Deck of card workouts: Before heading home for a break during his sophomore year, Perine asked an Oklahoma assistant strength coach for a strenuous workout he could do at home. So the assistant, Mahala Wiggins, suggested using a deck of cards.

Every card was assigned a point value. In Perine's workouts, a king, for example, would be worth 25. Whatever card he pulled, that's how many sit-ups or push-ups he'd do. In his numbering system, a deck would equate to 792 reps. He'd finish an entire deck -- for both sit-ups and push-ups. Now that he's away from the Redskins facility, Perine said he'd resume these workouts.

"I always work out when I go home," he said. "I'm never the type to sit down and chill out too long. I have to keep moving -- do something else or I get bored. I eat too much just to be bored so I find a way to work out."

Stronger than Peterson: The one-time Sooner great, and future NFL Hall of Famer, was known for his strength as well. Schmidt said Peterson's bench was about 390 or 400 pounds. Schmidt said Perine's max bench was 440 pounds.
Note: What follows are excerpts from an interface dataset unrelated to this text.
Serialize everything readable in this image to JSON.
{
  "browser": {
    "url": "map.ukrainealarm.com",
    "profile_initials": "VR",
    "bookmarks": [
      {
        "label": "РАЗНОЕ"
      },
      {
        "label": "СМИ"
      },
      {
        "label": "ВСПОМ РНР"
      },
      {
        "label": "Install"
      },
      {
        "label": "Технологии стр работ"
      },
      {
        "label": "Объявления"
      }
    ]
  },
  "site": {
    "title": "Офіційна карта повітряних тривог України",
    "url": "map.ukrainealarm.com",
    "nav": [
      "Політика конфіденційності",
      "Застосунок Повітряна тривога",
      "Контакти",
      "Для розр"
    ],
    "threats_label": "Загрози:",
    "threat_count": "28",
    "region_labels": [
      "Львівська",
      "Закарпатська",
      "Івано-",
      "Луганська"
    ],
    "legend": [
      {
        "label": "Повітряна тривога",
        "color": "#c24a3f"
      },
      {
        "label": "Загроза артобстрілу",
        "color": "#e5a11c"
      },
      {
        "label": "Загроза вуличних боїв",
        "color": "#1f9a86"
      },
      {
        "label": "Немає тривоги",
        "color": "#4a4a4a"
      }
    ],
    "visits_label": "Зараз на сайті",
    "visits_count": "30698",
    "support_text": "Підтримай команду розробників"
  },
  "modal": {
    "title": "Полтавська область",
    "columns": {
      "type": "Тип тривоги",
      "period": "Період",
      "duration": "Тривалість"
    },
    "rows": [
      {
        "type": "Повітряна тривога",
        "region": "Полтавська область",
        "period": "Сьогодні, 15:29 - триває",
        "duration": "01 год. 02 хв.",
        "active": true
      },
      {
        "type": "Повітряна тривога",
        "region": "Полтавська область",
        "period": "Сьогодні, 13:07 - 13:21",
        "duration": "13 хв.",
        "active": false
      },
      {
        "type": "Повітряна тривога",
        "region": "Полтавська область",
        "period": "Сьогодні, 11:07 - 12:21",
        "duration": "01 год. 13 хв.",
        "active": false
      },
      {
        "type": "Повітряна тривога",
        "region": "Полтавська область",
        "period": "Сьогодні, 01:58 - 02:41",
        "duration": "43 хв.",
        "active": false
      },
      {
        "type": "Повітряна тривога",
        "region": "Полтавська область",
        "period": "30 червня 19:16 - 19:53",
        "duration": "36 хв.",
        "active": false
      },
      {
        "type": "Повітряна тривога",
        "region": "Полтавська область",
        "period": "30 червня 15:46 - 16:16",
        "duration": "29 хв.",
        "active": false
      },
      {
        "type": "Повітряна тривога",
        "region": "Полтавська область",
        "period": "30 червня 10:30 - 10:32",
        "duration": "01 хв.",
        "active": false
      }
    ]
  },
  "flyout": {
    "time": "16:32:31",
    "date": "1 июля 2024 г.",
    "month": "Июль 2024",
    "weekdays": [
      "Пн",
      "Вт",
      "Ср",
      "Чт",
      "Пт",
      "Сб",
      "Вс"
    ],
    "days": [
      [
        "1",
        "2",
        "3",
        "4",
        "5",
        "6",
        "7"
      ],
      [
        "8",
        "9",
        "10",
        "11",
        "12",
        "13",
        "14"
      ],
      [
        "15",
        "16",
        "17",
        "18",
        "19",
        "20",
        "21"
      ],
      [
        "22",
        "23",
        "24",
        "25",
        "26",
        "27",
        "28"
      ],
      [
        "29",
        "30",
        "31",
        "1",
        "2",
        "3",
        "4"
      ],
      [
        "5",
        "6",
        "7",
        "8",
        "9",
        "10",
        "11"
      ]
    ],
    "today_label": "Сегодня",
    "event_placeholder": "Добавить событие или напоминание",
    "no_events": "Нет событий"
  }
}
That's like benching an average-sized piano -- with a small child sitting on it.

Of course, the 217-pound Peterson ran the 40-yard dash in 4.41 seconds at the combine, broad-jumped 10 feet, seven inches and had a vertical leap of 38.5 inches. Perine ran a 4.65; had a vertical of 33 inches and a broad jump of nine feet, eight inches. But at 238 pounds, those are still solid numbers.

"The way Samaje explodes and his low center of gravity ... that's what makes him," Schmidt said. "His legs are the size of tree trunks. AD would run higher, but he's faster.

"Samaje is so explosive, and Adrian was the same way. There's a 20-pound weight difference, but the amount of explosion and the amount of power these guys have is ridiculous."

But Perine said, "AP's in a whole other league."

Still, Schmidt said some linemen can bench what Perine does, but they can’t match his squat (540) or power clean (380). Perine said he once squatted 600 pounds in high school.

"No one was lifting more [at Oklahoma]," Schmidt said. "It wasn't even close."

Sometimes, when Perine would get in position to lift the amount of weights coaches had placed on the bar, he'd shoot a glance at the strength coaches.

"The main thing is just the look you get from him like, 'Is this all you’ve got?'" said Schmidt, Oklahoma's strength coach for the past 18 years. "It's hard to explain as a coach when a guy looks at you like that. I thought I'd do something to him, and he's laughing at this."

Perine said now when he does squats, he'll do five sets of eight repetitions squatting between 315-345 pounds and two sets of 10 at 285 pounds. Instead of benching this spring, he'd bench dumbbells, with 115 pounds in each hand. At the combine, he benched 225 pounds 30 times -- only four offensive linemen did more. And Perine said he once did 35 reps of 225 pounds in high school.

"I just see what I’m doing as being the norm for me," he said. "I love the weight room, and I love to work out."